━━━ Data excerpts ━━━

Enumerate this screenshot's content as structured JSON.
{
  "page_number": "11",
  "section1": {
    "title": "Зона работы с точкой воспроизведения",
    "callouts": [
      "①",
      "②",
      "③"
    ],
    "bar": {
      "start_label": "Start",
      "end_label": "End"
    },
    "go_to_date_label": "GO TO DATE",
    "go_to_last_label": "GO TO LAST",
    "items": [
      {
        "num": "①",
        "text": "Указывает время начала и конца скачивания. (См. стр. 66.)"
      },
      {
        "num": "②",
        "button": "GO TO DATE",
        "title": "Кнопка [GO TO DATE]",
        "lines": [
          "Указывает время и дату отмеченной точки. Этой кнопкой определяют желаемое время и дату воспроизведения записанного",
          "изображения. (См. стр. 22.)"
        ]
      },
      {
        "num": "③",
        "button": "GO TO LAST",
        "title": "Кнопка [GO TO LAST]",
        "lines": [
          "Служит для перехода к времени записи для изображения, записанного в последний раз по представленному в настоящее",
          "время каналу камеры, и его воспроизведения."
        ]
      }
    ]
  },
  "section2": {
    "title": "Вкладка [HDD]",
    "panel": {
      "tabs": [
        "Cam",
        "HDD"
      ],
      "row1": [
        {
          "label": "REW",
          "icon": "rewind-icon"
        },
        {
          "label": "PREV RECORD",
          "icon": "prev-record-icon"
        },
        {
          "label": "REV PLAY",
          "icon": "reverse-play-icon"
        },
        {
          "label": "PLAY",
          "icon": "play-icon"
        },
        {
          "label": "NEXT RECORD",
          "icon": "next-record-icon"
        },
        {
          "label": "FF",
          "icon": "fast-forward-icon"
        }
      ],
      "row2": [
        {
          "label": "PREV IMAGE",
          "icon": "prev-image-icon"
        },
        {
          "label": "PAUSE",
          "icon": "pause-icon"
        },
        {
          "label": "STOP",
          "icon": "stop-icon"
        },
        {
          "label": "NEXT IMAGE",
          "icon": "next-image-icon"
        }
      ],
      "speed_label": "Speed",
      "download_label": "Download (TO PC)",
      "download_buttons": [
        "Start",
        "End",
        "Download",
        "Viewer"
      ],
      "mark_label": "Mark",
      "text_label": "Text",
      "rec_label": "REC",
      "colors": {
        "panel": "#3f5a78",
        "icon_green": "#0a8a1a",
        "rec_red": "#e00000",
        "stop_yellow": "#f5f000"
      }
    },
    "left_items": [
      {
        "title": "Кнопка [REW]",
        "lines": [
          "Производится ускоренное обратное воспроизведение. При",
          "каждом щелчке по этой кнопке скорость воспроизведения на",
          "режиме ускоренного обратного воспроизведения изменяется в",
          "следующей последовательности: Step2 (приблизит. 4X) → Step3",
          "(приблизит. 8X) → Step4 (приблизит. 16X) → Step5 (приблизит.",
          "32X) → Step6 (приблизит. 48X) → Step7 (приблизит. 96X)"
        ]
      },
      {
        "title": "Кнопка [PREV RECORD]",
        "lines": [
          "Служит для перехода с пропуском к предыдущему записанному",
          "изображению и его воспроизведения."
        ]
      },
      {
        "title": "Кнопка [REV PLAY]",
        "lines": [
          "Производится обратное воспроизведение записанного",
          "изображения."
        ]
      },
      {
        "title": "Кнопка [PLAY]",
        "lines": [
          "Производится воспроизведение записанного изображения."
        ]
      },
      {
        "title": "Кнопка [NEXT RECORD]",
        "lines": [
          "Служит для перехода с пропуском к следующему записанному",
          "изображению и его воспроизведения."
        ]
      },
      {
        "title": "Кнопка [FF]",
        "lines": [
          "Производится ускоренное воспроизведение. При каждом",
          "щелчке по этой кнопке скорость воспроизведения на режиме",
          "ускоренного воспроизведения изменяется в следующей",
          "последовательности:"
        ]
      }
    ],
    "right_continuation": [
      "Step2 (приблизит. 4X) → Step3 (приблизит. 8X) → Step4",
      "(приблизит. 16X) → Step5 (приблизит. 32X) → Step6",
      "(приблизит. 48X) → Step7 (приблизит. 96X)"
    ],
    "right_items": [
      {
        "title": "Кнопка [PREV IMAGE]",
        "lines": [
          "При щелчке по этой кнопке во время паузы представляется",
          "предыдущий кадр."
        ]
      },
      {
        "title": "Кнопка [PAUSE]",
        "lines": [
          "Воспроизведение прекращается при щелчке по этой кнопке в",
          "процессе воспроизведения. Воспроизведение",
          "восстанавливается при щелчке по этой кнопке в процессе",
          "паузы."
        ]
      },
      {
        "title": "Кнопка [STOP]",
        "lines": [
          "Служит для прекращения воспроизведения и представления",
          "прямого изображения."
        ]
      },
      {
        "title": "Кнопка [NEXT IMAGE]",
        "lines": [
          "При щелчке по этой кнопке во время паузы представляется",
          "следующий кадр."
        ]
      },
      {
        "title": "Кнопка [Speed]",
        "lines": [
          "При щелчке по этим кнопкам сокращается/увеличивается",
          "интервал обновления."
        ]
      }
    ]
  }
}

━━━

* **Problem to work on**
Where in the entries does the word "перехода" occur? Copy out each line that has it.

* **Problem solution**
          "Служит для перехода к времени записи для изображения, записанного в последний раз по представленному в настоящее",
          "Служит для перехода с пропуском к предыдущему записанному",
          "Служит для перехода с пропуском к следующему записанному",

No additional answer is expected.